It turns out oilheat dealers and farmers share many similarities. First and foremost, we are family businesses, and small businesses. I’m a fifth generation farmer. My farm has been in same family for 139 years. Also, we are a commodity. We’re sensitive to weather and sympathize with your struggles with unpredictable weather. Like you, farmers are also impacted greatly by market uncertainties. We are very connected to our customers and provide essential services that people depend on, and we take that charge very seriously, as do you.
Finally, we each have deep roots in America, and we want to carry our way of life forward. We’ve discovered that the relationship between soybean farmers and oilheat dealers is truly mutually beneficial. Our investment with you has paid dividends in this first year. I’ve seen it firsthand.
Bioheat is a tremendous market for biodiesel. Just five percent biodiesel in the oilheat market equates to 350,000 gallons of biodiesel a year. To put that into perspective, last year the biodiesel industry produced 1.1 billion gallons of biodiesel. And we know Bioheat’s biodiesel volume potential will grow as the blend level grows.
Greg Anderson

A big hit: Soybean farmer leader Greg Anderson shows off his new Boston Red Sox jersey, presented to him at the New England Bioheat Symposium, held at Fenway Park.

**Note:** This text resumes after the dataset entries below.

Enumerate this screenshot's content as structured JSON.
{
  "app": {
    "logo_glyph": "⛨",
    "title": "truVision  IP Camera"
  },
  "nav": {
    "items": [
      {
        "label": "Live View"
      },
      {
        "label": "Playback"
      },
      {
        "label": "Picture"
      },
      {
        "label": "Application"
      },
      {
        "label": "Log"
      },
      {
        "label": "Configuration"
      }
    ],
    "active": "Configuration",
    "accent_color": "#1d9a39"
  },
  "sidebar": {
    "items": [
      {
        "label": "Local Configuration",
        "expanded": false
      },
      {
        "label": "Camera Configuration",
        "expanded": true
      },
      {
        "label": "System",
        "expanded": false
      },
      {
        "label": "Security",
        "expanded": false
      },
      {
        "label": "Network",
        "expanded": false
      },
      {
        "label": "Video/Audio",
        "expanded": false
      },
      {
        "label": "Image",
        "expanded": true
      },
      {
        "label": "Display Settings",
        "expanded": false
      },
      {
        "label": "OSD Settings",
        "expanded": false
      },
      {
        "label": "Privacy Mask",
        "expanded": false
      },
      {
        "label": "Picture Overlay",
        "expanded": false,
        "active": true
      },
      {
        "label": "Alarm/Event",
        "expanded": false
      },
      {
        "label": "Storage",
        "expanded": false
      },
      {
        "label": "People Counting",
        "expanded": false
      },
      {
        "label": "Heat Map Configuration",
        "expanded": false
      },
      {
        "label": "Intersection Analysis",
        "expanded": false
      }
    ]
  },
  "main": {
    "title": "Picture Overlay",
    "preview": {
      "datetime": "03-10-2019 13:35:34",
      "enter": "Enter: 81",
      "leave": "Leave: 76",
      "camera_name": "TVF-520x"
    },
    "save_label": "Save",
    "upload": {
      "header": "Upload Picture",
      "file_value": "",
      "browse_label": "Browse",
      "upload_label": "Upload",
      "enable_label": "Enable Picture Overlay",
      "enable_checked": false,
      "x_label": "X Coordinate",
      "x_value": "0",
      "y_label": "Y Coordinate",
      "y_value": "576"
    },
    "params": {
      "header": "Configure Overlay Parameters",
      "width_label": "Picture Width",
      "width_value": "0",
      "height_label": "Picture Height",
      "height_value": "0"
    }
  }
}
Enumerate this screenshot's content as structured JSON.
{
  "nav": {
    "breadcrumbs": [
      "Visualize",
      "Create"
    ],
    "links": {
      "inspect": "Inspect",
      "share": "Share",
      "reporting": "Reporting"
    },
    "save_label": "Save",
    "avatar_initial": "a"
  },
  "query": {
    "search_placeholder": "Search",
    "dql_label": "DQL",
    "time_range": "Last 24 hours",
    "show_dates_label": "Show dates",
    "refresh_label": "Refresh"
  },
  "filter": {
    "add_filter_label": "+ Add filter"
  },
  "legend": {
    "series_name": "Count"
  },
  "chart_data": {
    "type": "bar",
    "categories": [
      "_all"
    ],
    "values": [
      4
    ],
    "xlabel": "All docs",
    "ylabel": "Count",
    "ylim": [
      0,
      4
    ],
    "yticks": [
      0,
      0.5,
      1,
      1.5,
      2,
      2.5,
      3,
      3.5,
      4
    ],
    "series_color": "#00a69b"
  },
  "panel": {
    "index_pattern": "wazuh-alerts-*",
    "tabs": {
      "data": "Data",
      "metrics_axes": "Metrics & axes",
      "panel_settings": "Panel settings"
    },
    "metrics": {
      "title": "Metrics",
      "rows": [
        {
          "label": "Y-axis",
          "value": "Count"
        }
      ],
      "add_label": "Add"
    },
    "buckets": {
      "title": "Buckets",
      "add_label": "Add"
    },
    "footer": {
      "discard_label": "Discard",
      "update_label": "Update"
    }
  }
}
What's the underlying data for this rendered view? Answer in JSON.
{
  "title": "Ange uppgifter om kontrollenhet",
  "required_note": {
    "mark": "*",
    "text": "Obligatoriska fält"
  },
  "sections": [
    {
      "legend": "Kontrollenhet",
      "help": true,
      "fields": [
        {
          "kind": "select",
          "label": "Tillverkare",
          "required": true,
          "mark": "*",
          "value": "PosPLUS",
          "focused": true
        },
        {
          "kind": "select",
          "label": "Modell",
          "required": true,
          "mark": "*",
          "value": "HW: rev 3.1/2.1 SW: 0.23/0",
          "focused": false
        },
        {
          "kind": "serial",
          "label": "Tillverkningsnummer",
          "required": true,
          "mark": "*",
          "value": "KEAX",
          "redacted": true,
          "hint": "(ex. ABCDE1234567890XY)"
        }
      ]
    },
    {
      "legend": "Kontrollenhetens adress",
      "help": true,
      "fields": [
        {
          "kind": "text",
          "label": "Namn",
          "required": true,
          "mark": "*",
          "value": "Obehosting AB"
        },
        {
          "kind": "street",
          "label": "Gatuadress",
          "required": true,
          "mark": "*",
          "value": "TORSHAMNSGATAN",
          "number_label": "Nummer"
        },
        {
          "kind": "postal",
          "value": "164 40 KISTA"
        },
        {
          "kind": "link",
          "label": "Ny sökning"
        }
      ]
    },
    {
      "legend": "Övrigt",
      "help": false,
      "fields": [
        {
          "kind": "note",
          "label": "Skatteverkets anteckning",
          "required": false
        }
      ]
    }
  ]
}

Of course, biodiesel growth is a good thing for soybean farmers. More biodiesel means more favorable prices for soybean oil, which is one of the renewable resources that biodiesel can be made from. This is one way biodiesel helps invest in American jobs, rather than sending our money overseas.
Soybean oil traditionally has dragged down the value of the bean, which is primarily grown for its meal. This is “We have millions of pounds of [soybean] oil that need to be applied to industrial uses. Biodiesel increases the value of the oil…. However, it lowers the cost of the meal, which means biodiesel production has a net positive effect on food prices.” Down on the Farm 32 ICM/May 2012 an important point for oilheat dealers to understand, in case your customers ask you about biodiesel’s impact on food prices. The reality is that soybeans are not just for tofu and soy milk smoothies. Soybean meal is fed to livestock, which then enters our food supply in the form of meat and dairy. There’s not as much demand for soybean oil, and we can only use so much of it for salad dressing. We have millions of pounds of oil that need to be applied to industrial uses. Biodiesel increases the value of the oil, which raises farm income to the tune of tens of thousands of dollars of additional income. However, it lowers the cost of the meal, which means biodiesel production has a net positive effect on food prices.
Oilheat dealers

Oilheat dealers listen to how Bioheat can make their businesses more profitable and sustainable.

Farmers have the means, the technologies, the efficiencies and the production capacity to provide food, fiber and fuel for our country. The American farm is constantly evolving and advancing. We have unbelievable technological advances in modern agriculture today that would blow your mind. A farmer can take care of hundreds of acres by himself that 50 years ago would have taken many hand laborers to tend. Every year, we’re able to produce more and more crops on less land, and with fewer inputs like fertilizer.
Your industry also gives biodiesel an important market avenue in cold weather. Sometimes in winter months, fleets will scale back a little bit, from B20 to B5. Not because biodiesel can’t be used in vehicles in cold temperatures, but because some people carry that misconception and would rather not take a chance, so they drop their blend level down.
Article excerptSoybean farmers recognize that the oilheat industry is under attack, and we’re willing to stand shoulder-toshoulder. I can pledge our support, not just from Nebraska but from soybean farmers nationwide. They see Bioheat as the next big frontier we need to support to see it come to commercial success.
Like you, we’re not just thinking of our own generation. We’re talking about future generations that follow us, and paying forward all of the benefits that Bioheat can bring to America. Keep up the good work and carry on! We’re behind you.